• TRY IT:
Repeat all of the entries, please, keeping each line exact.

• LISTED ENTRIES:
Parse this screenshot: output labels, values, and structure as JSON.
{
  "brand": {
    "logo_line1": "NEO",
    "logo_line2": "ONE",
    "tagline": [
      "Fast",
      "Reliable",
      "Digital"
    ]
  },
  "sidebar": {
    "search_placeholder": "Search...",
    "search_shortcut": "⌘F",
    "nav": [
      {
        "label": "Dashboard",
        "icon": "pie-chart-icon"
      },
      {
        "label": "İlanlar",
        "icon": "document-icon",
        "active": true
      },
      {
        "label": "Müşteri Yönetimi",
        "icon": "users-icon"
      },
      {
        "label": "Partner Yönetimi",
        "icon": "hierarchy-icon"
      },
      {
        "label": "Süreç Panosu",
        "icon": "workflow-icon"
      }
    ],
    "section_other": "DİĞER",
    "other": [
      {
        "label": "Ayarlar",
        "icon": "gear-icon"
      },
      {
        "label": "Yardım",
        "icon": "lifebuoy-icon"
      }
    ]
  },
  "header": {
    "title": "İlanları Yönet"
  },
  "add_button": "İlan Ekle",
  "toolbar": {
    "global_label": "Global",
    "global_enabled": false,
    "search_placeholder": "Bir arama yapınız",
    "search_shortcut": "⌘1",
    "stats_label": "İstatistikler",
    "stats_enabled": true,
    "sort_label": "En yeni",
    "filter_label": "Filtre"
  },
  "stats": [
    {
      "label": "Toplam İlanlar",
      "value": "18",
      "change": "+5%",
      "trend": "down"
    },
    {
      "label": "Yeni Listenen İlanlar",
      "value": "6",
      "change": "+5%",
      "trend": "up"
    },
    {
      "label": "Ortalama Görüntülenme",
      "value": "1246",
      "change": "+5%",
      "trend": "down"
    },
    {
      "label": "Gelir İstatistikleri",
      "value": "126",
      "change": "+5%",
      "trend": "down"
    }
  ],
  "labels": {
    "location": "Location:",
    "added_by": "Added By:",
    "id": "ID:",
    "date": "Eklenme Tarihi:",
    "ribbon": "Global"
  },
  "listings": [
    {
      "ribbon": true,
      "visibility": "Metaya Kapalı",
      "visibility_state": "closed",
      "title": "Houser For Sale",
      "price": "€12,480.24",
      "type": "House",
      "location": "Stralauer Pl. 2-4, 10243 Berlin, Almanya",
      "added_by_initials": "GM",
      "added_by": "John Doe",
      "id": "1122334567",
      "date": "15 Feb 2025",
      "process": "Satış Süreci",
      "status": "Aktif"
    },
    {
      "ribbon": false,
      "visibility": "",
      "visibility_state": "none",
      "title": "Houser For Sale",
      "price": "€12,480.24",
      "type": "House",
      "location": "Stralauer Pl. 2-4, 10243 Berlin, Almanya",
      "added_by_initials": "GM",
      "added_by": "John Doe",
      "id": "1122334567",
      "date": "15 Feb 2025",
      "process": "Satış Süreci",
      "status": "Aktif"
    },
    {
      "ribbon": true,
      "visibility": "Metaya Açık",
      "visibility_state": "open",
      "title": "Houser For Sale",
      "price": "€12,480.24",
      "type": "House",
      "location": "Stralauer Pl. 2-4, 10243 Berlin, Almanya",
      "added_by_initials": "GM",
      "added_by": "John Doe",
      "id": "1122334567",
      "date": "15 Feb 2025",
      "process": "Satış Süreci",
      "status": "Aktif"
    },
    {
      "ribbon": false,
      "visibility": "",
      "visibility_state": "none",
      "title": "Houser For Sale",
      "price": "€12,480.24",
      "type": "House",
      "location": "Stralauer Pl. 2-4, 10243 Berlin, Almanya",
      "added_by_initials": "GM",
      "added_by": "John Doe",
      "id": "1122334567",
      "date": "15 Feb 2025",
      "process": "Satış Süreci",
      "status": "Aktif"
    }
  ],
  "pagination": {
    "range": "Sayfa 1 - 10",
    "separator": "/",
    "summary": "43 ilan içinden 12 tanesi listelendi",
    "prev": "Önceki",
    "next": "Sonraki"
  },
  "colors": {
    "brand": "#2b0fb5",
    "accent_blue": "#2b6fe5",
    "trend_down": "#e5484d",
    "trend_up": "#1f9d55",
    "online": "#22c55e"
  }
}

• RESULT OF THE EXERCISE:
Parse this screenshot: output labels, values, and structure as JSON.
{
  "brand": {
    "logo_line1": "NEO",
    "logo_line2": "ONE",
    "tagline": [
      "Fast",
      "Reliable",
      "Digital"
    ]
  },
  "sidebar": {
    "search_placeholder": "Search...",
    "search_shortcut": "⌘F",
    "nav": [
      {
        "label": "Dashboard",
        "icon": "pie-chart-icon"
      },
      {
        "label": "İlanlar",
        "icon": "document-icon",
        "active": true
      },
      {
        "label": "Müşteri Yönetimi",
        "icon": "users-icon"
      },
      {
        "label": "Partner Yönetimi",
        "icon": "hierarchy-icon"
      },
      {
        "label": "Süreç Panosu",
        "icon": "workflow-icon"
      }
    ],
    "section_other": "DİĞER",
    "other": [
      {
        "label": "Ayarlar",
        "icon": "gear-icon"
      },
      {
        "label": "Yardım",
        "icon": "lifebuoy-icon"
      }
    ]
  },
  "header": {
    "title": "İlanları Yönet"
  },
  "add_button": "İlan Ekle",
  "toolbar": {
    "global_label": "Global",
    "global_enabled": false,
    "search_placeholder": "Bir arama yapınız",
    "search_shortcut": "⌘1",
    "stats_label": "İstatistikler",
    "stats_enabled": true,
    "sort_label": "En yeni",
    "filter_label": "Filtre"
  },
  "stats": [
    {
      "label": "Toplam İlanlar",
      "value": "18",
      "change": "+5%",
      "trend": "down"
    },
    {
      "label": "Yeni Listenen İlanlar",
      "value": "6",
      "change": "+5%",
      "trend": "up"
    },
    {
      "label": "Ortalama Görüntülenme",
      "value": "1246",
      "change": "+5%",
      "trend": "down"
    },
    {
      "label": "Gelir İstatistikleri",
      "value": "126",
      "change": "+5%",
      "trend": "down"
    }
  ],
  "labels": {
    "location": "Location:",
    "added_by": "Added By:",
    "id": "ID:",
    "date": "Eklenme Tarihi:",
    "ribbon": "Global"
  },
  "listings": [
    {
      "ribbon": true,
      "visibility": "Metaya Kapalı",
      "visibility_state": "closed",
      "title": "Houser For Sale",
      "price": "€12,480.24",
      "type": "House",
      "location": "Stralauer Pl. 2-4, 10243 Berlin, Almanya",
      "added_by_initials": "GM",
      "added_by": "John Doe",
      "id": "1122334567",
      "date": "15 Feb 2025",
      "process": "Satış Süreci",
      "status": "Aktif"
    },
    {
      "ribbon": false,
      "visibility": "",
      "visibility_state": "none",
      "title": "Houser For Sale",
      "price": "€12,480.24",
      "type": "House",
      "location": "Stralauer Pl. 2-4, 10243 Berlin, Almanya",
      "added_by_initials": "GM",
      "added_by": "John Doe",
      "id": "1122334567",
      "date": "15 Feb 2025",
      "process": "Satış Süreci",
      "status": "Aktif"
    },
    {
      "ribbon": true,
      "visibility": "Metaya Açık",
      "visibility_state": "open",
      "title": "Houser For Sale",
      "price": "€12,480.24",
      "type": "House",
      "location": "Stralauer Pl. 2-4, 10243 Berlin, Almanya",
      "added_by_initials": "GM",
      "added_by": "John Doe",
      "id": "1122334567",
      "date": "15 Feb 2025",
      "process": "Satış Süreci",
      "status": "Aktif"
    },
    {
      "ribbon": false,
      "visibility": "",
      "visibility_state": "none",
      "title": "Houser For Sale",
      "price": "€12,480.24",
      "type": "House",
      "location": "Stralauer Pl. 2-4, 10243 Berlin, Almanya",
      "added_by_initials": "GM",
      "added_by": "John Doe",
      "id": "1122334567",
      "date": "15 Feb 2025",
      "process": "Satış Süreci",
      "status": "Aktif"
    }
  ],
  "pagination": {
    "range": "Sayfa 1 - 10",
    "separator": "/",
    "summary": "43 ilan içinden 12 tanesi listelendi",
    "prev": "Önceki",
    "next": "Sonraki"
  },
  "colors": {
    "brand": "#2b0fb5",
    "accent_blue": "#2b6fe5",
    "trend_down": "#e5484d",
    "trend_up": "#1f9d55",
    "online": "#22c55e"
  }
}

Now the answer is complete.